**Exercise**
Copy each line from the listing below where the word "Puerto" shows up.

**Records for the task**
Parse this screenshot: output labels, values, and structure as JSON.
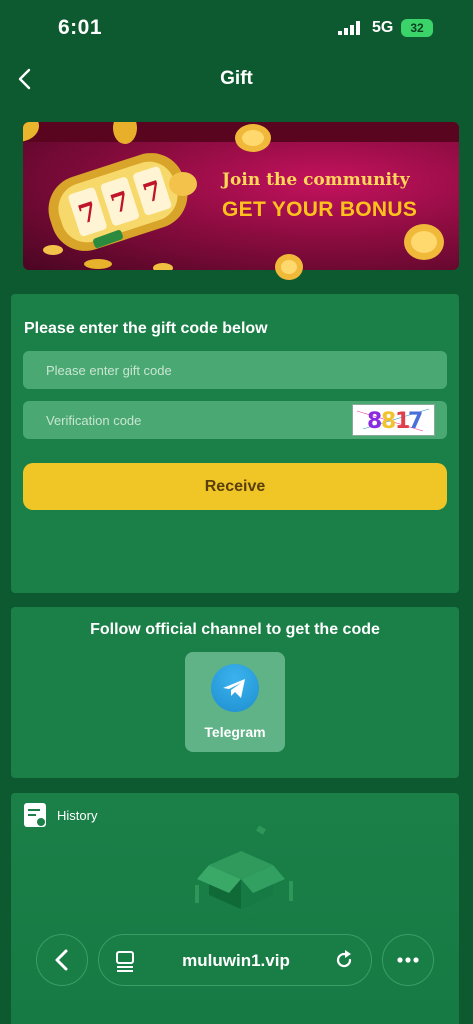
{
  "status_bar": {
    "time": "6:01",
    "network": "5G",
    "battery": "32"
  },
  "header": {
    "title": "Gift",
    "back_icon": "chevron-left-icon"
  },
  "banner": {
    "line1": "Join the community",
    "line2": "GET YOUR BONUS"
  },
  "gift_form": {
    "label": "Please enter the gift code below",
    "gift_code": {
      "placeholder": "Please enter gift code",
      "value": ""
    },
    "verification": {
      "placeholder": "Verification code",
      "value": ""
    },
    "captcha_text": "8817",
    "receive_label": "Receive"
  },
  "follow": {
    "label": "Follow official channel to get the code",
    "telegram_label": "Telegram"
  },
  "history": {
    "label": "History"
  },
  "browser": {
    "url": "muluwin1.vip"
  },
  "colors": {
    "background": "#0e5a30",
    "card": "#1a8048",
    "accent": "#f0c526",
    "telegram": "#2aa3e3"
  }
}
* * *
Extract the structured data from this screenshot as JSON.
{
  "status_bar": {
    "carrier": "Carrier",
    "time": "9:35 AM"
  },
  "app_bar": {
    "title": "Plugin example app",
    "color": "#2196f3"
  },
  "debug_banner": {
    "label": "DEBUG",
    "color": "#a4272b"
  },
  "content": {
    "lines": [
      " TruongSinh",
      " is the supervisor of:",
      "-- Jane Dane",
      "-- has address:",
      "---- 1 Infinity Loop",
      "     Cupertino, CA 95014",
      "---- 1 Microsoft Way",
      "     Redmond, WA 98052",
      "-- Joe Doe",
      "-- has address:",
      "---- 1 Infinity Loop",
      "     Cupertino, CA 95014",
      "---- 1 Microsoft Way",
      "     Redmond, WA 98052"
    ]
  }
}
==
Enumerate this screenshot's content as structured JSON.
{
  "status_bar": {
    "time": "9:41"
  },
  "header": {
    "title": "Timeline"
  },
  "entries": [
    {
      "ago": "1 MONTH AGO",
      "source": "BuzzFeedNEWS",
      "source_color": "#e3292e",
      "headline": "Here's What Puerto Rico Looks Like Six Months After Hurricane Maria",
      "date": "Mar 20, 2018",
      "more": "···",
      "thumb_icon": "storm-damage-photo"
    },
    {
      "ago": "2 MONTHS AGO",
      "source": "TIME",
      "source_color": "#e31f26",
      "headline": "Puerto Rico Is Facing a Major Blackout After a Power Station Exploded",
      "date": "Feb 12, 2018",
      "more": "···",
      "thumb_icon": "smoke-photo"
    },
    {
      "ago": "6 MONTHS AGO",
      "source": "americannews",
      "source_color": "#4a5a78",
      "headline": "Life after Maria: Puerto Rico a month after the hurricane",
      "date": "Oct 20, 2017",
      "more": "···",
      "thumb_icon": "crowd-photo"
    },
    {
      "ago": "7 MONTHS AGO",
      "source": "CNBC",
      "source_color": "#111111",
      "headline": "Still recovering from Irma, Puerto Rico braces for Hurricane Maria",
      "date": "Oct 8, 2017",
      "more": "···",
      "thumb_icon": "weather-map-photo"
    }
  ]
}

**Finished exercise**
      "headline": "Here's What Puerto Rico Looks Like Six Months After Hurricane Maria",
      "headline": "Puerto Rico Is Facing a Major Blackout After a Power Station Exploded",
      "headline": "Life after Maria: Puerto Rico a month after the hurricane",
      "headline": "Still recovering from Irma, Puerto Rico braces for Hurricane Maria",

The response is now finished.